** Opening SUPPLIED DATA block **
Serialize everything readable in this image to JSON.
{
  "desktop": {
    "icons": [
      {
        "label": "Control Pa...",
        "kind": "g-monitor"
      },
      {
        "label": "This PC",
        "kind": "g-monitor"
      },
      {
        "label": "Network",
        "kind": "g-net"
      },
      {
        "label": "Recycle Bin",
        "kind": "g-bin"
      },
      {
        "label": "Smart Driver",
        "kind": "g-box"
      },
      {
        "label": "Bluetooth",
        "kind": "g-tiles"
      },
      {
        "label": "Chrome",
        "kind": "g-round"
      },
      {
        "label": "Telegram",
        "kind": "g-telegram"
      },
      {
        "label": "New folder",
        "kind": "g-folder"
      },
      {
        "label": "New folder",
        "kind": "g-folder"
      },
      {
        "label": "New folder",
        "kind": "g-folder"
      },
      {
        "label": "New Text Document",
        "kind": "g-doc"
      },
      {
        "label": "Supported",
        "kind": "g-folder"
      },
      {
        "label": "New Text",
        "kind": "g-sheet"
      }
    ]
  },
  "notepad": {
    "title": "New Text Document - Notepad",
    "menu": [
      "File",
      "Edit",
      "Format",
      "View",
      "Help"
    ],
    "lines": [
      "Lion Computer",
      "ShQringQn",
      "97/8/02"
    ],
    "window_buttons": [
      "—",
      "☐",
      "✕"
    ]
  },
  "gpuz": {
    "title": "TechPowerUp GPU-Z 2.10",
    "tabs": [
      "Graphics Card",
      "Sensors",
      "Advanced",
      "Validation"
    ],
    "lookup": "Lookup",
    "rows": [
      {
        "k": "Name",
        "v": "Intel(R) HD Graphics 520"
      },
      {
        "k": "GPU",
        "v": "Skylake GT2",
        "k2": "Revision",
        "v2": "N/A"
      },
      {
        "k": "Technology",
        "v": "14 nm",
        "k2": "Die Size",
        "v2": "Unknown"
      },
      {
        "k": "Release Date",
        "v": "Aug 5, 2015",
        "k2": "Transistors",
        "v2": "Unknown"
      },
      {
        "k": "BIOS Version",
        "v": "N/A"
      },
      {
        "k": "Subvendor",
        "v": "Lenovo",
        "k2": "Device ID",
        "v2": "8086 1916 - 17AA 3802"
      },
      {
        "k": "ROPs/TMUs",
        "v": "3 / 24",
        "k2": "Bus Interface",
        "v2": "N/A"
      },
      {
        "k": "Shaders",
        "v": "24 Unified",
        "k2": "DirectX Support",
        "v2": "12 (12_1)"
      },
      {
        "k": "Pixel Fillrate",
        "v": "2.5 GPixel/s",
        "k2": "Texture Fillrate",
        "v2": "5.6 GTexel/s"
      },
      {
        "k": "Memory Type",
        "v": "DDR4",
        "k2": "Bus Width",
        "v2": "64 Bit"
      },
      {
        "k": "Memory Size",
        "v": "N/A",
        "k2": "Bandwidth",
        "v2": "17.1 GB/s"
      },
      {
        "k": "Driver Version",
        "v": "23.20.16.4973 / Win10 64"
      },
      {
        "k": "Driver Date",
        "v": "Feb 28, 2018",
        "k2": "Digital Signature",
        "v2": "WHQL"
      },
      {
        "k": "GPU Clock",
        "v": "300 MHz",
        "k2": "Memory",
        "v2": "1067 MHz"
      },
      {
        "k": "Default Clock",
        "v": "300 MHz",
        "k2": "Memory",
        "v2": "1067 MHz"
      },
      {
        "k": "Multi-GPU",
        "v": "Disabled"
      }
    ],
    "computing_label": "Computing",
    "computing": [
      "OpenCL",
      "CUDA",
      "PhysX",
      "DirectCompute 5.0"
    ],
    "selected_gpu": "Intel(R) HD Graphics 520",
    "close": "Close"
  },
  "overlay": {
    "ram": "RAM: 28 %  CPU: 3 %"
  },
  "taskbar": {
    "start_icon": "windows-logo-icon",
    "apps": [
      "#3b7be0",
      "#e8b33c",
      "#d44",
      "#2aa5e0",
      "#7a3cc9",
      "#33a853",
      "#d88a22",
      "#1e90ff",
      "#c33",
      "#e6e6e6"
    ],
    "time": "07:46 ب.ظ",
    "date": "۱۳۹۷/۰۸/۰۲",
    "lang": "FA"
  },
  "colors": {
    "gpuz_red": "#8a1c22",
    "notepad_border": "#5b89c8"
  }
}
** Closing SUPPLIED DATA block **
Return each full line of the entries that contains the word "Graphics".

      "Graphics Card",
        "v": "Intel(R) HD Graphics 520"
    "selected_gpu": "Intel(R) HD Graphics 520",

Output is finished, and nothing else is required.